Your answer should be every line below that includes the word "icon".

--- START ---

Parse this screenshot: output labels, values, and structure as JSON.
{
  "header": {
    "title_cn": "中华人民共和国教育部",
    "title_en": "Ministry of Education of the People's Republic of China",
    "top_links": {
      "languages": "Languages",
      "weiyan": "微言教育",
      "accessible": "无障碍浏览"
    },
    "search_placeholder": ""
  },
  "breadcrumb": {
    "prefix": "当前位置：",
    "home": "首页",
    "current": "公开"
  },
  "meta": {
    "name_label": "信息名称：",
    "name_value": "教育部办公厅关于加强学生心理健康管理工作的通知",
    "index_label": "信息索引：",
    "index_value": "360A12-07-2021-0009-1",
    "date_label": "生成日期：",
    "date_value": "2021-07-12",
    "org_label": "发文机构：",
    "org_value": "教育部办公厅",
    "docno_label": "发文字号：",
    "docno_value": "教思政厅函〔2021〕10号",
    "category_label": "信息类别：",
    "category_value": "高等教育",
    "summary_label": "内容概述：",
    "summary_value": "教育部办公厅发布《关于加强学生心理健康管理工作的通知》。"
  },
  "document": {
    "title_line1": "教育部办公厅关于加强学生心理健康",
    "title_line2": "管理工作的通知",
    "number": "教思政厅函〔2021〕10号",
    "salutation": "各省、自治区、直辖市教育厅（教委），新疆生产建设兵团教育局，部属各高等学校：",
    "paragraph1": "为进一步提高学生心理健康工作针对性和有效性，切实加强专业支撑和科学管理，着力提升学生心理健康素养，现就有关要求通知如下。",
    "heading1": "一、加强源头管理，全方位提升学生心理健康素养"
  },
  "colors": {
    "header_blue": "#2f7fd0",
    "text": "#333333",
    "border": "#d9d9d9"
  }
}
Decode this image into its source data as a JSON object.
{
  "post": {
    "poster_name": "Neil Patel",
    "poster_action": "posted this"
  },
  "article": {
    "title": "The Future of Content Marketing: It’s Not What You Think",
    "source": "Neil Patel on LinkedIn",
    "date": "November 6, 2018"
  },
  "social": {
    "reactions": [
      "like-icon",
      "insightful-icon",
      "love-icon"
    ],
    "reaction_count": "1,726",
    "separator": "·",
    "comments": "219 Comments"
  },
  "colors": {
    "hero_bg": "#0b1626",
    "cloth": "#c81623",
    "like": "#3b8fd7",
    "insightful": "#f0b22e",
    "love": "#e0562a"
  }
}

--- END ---

__Answer area__
      "like-icon",
      "insightful-icon",
      "love-icon"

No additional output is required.